What needs to be done:
Please reproduce all of the lines below, word for word and in full.

Website and app data records
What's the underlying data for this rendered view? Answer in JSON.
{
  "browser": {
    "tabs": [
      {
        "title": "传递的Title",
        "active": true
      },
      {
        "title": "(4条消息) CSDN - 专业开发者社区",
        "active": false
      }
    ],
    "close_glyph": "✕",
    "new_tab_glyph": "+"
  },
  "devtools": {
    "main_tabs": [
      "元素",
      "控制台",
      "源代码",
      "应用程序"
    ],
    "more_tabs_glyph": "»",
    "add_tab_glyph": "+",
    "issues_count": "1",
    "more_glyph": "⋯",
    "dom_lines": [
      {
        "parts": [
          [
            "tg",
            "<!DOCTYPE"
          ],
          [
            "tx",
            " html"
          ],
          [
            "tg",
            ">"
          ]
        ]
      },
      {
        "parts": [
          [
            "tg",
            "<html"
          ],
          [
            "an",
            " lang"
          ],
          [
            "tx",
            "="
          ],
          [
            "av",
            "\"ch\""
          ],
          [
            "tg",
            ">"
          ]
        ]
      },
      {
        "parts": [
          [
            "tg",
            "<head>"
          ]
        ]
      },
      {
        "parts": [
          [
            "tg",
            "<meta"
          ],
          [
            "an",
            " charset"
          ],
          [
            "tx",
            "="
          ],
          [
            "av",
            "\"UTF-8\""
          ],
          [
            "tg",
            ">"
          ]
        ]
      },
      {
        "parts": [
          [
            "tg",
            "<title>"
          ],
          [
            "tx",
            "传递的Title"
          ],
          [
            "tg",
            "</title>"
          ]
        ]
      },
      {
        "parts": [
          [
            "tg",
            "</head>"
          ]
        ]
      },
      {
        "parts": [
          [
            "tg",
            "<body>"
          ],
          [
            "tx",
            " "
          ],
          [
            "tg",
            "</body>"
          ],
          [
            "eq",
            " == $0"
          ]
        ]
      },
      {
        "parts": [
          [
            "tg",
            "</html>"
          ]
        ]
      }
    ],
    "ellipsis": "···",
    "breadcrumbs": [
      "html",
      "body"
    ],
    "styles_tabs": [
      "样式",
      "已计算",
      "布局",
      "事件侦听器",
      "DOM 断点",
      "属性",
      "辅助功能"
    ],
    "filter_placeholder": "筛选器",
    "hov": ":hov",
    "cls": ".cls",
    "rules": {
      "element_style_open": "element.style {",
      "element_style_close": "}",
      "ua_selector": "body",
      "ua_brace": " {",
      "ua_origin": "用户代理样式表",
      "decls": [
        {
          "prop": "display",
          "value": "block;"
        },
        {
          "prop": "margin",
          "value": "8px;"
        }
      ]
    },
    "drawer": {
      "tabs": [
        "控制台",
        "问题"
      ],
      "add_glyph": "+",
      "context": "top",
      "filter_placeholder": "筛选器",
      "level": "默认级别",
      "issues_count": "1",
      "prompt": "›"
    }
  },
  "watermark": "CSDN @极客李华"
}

Solution for this task:
What's the underlying data for this rendered view? Answer in JSON.
{
  "browser": {
    "tabs": [
      {
        "title": "传递的Title",
        "active": true
      },
      {
        "title": "(4条消息) CSDN - 专业开发者社区",
        "active": false
      }
    ],
    "close_glyph": "✕",
    "new_tab_glyph": "+"
  },
  "devtools": {
    "main_tabs": [
      "元素",
      "控制台",
      "源代码",
      "应用程序"
    ],
    "more_tabs_glyph": "»",
    "add_tab_glyph": "+",
    "issues_count": "1",
    "more_glyph": "⋯",
    "dom_lines": [
      {
        "parts": [
          [
            "tg",
            "<!DOCTYPE"
          ],
          [
            "tx",
            " html"
          ],
          [
            "tg",
            ">"
          ]
        ]
      },
      {
        "parts": [
          [
            "tg",
            "<html"
          ],
          [
            "an",
            " lang"
          ],
          [
            "tx",
            "="
          ],
          [
            "av",
            "\"ch\""
          ],
          [
            "tg",
            ">"
          ]
        ]
      },
      {
        "parts": [
          [
            "tg",
            "<head>"
          ]
        ]
      },
      {
        "parts": [
          [
            "tg",
            "<meta"
          ],
          [
            "an",
            " charset"
          ],
          [
            "tx",
            "="
          ],
          [
            "av",
            "\"UTF-8\""
          ],
          [
            "tg",
            ">"
          ]
        ]
      },
      {
        "parts": [
          [
            "tg",
            "<title>"
          ],
          [
            "tx",
            "传递的Title"
          ],
          [
            "tg",
            "</title>"
          ]
        ]
      },
      {
        "parts": [
          [
            "tg",
            "</head>"
          ]
        ]
      },
      {
        "parts": [
          [
            "tg",
            "<body>"
          ],
          [
            "tx",
            " "
          ],
          [
            "tg",
            "</body>"
          ],
          [
            "eq",
            " == $0"
          ]
        ]
      },
      {
        "parts": [
          [
            "tg",
            "</html>"
          ]
        ]
      }
    ],
    "ellipsis": "···",
    "breadcrumbs": [
      "html",
      "body"
    ],
    "styles_tabs": [
      "样式",
      "已计算",
      "布局",
      "事件侦听器",
      "DOM 断点",
      "属性",
      "辅助功能"
    ],
    "filter_placeholder": "筛选器",
    "hov": ":hov",
    "cls": ".cls",
    "rules": {
      "element_style_open": "element.style {",
      "element_style_close": "}",
      "ua_selector": "body",
      "ua_brace": " {",
      "ua_origin": "用户代理样式表",
      "decls": [
        {
          "prop": "display",
          "value": "block;"
        },
        {
          "prop": "margin",
          "value": "8px;"
        }
      ]
    },
    "drawer": {
      "tabs": [
        "控制台",
        "问题"
      ],
      "add_glyph": "+",
      "context": "top",
      "filter_placeholder": "筛选器",
      "level": "默认级别",
      "issues_count": "1",
      "prompt": "›"
    }
  },
  "watermark": "CSDN @极客李华"
}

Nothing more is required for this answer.